In the entries below, the word "count" appears on some lines. Copy each of those lines.

- - - -

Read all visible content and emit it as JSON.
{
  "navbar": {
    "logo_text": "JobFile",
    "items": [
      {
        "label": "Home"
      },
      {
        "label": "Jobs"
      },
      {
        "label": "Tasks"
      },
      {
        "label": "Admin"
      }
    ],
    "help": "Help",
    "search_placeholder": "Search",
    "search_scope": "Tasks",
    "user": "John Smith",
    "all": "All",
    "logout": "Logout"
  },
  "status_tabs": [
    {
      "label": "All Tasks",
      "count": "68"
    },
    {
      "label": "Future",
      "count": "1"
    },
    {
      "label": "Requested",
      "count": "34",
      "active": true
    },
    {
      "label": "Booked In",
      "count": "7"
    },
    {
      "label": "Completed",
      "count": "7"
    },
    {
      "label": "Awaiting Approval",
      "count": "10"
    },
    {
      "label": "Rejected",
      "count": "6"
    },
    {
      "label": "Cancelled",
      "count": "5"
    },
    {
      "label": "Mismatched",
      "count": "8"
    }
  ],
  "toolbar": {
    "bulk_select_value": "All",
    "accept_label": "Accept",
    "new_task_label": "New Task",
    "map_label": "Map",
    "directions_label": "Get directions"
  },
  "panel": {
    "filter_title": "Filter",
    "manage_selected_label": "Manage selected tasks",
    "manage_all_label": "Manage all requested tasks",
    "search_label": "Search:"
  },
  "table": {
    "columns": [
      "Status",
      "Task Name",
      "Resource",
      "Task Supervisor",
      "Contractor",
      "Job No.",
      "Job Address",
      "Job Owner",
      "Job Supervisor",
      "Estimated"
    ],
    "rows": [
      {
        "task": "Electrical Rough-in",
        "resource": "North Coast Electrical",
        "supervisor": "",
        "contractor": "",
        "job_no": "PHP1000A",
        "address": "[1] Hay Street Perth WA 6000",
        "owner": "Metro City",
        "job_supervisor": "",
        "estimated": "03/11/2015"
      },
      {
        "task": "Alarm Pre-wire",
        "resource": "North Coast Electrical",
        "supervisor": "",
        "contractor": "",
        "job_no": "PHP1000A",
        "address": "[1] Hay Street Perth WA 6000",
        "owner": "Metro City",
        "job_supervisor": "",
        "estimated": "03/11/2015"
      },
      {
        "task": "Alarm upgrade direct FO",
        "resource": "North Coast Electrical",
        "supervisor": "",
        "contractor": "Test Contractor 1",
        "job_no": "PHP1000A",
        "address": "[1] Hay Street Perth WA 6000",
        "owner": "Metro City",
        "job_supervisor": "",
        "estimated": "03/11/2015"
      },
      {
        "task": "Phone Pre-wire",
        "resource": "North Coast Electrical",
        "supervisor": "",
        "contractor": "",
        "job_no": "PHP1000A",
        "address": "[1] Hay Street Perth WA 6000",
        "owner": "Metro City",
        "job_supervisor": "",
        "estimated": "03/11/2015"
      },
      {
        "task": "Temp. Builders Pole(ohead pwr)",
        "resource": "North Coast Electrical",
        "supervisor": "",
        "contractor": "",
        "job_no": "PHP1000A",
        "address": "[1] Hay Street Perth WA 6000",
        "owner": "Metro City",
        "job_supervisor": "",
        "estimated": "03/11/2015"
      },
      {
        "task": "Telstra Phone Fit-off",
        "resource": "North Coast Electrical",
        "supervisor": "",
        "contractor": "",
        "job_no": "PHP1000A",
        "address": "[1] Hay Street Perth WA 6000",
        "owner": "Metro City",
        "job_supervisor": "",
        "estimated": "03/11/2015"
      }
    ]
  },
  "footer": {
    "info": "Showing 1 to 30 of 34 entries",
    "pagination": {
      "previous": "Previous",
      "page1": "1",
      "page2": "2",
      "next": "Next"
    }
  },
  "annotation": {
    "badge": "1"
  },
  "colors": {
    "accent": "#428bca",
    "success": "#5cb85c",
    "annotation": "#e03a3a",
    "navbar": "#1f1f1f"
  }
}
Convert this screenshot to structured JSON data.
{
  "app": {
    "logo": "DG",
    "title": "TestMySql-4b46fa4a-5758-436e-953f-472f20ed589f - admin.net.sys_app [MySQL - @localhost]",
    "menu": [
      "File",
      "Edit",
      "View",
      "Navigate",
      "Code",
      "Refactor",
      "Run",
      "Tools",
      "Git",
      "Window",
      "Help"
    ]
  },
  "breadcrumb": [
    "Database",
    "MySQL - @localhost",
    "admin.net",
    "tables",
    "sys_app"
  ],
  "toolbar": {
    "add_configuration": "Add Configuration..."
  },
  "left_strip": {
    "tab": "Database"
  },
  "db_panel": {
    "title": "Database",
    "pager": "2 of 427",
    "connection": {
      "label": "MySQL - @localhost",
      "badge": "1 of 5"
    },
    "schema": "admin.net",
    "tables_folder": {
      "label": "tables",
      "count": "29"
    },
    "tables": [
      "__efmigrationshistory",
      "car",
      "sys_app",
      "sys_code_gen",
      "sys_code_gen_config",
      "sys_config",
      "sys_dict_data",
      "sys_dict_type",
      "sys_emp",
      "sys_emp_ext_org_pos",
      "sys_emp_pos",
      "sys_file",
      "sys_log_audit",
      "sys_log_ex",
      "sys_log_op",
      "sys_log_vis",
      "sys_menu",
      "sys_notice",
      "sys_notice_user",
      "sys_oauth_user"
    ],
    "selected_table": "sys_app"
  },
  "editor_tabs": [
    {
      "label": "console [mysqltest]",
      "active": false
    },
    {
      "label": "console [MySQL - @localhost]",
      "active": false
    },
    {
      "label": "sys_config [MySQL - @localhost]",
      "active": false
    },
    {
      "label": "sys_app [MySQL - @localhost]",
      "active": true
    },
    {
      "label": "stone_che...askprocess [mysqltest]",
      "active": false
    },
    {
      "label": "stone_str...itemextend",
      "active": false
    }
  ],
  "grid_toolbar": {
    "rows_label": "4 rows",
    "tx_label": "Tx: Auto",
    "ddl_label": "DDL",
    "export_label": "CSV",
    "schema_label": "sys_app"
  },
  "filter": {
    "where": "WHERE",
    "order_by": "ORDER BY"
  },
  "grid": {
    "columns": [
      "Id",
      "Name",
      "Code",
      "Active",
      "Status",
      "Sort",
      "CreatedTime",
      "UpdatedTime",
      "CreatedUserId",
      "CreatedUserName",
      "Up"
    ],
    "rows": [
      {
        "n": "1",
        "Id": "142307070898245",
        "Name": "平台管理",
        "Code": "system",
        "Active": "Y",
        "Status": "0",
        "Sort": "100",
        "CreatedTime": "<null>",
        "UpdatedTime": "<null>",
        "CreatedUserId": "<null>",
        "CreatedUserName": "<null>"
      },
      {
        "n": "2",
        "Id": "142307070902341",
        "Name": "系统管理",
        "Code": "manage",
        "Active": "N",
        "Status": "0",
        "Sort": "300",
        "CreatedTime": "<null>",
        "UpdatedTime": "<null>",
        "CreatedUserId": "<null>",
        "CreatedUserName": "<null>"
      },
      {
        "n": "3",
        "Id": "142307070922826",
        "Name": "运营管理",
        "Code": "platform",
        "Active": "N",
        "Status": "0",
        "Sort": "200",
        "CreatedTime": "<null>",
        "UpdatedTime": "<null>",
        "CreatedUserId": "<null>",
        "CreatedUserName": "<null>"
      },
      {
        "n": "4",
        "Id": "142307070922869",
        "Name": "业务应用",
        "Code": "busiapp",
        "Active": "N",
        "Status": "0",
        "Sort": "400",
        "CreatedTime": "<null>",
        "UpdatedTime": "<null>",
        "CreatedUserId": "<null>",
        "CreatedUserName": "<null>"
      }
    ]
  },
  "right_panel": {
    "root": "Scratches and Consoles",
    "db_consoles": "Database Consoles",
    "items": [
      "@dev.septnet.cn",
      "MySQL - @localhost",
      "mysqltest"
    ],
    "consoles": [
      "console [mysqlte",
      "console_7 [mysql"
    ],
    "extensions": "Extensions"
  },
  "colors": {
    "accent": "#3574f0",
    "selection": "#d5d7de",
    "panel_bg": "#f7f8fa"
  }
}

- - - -

» ANSWER TO THE EXERCISE:
      "count": "68"
      "count": "1"
      "count": "34",
      "count": "7"
      "count": "7"
      "count": "10"
      "count": "6"
      "count": "5"
      "count": "8"
      "count": "29"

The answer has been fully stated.